How to Make Hydrangeas Purple
"I think it pisses God off if you walk by the color purple in a field and don't notice it," says writer/poet Alice Walker -- and there is no denying that the hue grabs all eyes in the garden. If your garden plan includes purple hydrangeas, buy the right kind and prepare to get your hands dirty.
Bigleaf Is Best
Don't just close your eyes and grab a plant in the garden store. With 23 species of hydrangea available commercially, you'll want to look for bigleaf (Hydrangea macrophylla) and, as the most popular species, it shouldn't be hard to find. It's the only type of hydrangea that changes colors without use of a magic wand.
Pick Your Preference
You can manipulate the color of almost any bigleaf hydrangea plant by adjusting the acidity of the soil, so choose something you like. Pick the mophead variety if you want its pom-pom flowers, or a lacecap cultivar for a disk-shaped blossom with frilly petals around the edges. Both thrive in U.S. Department of Agriculture plant hardiness zones 5 through 9. Watch out for white cultivars and a few pink ones that do not change color no matter what you do to them.
Pink, Blue or Something in Between
You'll see most bigleaf hydrangeas in "baby" colors -- blue or pink -- but careful adjustment of the soil can result in purple hues. The aluminum in the soil produces the blue shade, but don't go adding aluminum. Most soil contains plenty, but it's not available to the plant unless the soil acidity is high.
Soil Acidity Is Key
Soil acidity is measured on a pH scale -- the lower, the more acidic. Generally, bigleaf flowers are blue when grown in soil with a pH of 5.5 or less, pink in soil with a pH of 6.5 or higher, and a mix of blue and pink in the no-man's-land in between. Growing bigleafs in soil with a pH of 5.5 to 6.5 may produce purple flowers, or it may result in flowers with both pink and blue blossoms.
Soil pH Basics
Test your soil pH first, to get a starting point, using a simple pH tester kit you can buy at the garden store. If your soil is 5.5 or below, you'll need to add lime to raise the pH to above 5.5. If it is above 6.5, add aluminum sulfate to lower it. Act early; soil amendments can take time to work their magic.
Performing the Magic
The amounts of lime or aluminum sulfate you should add will depend on your current soil pH. To lower pH by one full point, add .2 pounds of sulfur or 1.2 pounds of aluminum sulphate per 10 square feet. Work it well into the soil. To raise pH by one full point, add .2 to .35 pounds of lime per 100 square feet, using the smaller amount for sandy soil, the higher for clay soil.

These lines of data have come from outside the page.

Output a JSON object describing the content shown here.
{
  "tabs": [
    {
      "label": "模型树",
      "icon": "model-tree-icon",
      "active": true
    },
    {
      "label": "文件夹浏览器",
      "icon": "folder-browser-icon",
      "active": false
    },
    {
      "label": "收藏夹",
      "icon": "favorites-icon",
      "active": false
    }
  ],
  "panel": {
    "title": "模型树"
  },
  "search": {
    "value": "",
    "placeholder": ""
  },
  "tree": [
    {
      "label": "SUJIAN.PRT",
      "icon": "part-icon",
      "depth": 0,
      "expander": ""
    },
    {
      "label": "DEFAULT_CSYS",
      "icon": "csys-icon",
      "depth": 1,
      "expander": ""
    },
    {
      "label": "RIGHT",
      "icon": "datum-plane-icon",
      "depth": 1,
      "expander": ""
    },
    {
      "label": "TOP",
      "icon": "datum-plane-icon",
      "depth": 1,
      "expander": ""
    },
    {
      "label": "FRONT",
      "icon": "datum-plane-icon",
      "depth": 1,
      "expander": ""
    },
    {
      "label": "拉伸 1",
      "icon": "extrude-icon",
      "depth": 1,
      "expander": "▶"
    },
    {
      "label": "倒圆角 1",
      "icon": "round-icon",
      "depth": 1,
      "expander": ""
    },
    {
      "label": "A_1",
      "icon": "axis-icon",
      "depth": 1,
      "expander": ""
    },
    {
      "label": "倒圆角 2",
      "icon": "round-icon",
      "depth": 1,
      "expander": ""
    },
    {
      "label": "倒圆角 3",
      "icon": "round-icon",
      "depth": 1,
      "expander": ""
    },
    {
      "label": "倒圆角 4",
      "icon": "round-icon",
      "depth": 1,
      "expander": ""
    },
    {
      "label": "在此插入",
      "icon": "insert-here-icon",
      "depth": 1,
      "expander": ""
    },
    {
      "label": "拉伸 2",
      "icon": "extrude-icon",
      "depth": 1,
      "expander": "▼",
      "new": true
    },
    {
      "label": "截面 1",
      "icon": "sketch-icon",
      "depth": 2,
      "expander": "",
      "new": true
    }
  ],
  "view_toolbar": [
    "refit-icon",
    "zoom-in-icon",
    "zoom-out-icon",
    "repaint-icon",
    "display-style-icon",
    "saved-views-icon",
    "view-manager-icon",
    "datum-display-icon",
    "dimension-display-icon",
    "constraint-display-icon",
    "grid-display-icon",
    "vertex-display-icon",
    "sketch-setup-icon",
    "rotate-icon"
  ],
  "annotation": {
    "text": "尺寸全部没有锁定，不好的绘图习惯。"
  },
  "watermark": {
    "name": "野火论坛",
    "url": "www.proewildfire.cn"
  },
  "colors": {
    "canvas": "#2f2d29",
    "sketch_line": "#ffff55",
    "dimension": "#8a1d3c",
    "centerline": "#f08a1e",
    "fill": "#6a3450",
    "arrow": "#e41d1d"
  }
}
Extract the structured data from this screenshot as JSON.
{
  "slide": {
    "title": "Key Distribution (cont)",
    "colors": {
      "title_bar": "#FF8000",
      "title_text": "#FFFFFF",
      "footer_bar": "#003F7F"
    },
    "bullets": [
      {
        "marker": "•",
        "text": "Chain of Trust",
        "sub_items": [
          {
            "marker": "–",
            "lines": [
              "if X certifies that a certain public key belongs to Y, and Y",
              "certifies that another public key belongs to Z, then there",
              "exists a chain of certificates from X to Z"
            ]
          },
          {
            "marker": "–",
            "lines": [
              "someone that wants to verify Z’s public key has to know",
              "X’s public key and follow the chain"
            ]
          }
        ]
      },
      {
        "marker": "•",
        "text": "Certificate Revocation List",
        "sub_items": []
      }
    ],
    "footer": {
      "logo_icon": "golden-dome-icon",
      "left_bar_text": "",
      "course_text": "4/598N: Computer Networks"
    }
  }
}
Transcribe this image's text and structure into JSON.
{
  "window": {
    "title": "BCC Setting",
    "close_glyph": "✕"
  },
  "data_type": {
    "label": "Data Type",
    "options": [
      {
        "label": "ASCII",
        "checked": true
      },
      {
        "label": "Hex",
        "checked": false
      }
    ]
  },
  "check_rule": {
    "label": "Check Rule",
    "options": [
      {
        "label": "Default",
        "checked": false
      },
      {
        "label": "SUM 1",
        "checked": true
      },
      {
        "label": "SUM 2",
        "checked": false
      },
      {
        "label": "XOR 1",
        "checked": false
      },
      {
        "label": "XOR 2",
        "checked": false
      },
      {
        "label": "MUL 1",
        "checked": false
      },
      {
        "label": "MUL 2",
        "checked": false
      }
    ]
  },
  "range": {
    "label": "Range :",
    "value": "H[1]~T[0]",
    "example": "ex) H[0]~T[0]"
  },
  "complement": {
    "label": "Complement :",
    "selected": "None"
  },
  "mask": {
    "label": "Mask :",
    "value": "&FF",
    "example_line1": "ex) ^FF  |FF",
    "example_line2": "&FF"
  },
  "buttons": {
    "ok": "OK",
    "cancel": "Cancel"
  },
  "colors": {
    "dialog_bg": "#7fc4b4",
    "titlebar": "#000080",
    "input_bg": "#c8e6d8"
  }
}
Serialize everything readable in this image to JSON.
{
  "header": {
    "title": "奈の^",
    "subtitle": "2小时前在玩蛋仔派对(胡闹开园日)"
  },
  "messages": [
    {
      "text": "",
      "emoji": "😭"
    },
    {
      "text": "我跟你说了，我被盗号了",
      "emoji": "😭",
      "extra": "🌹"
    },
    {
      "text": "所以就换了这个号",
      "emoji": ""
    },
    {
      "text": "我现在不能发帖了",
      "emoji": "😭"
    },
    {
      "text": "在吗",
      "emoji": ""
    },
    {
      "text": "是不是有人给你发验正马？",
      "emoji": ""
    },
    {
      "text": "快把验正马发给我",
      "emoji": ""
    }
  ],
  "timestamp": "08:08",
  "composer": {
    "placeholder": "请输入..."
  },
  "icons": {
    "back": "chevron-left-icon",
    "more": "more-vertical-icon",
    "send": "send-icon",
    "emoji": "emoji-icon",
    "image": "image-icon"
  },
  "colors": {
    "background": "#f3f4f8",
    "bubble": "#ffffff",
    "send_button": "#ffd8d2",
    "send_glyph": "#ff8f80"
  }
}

Teo Spengler is a docent with the San Francisco Botanical Garden and a staff writer with Gardening Know How. She has written hundreds of gardening and plant articles for sites like eHow Gardening, Gardening Know How and Hunker. She holds a JD in law from U.C. Berkeley, an MA in English and an MFA in Creative Writing.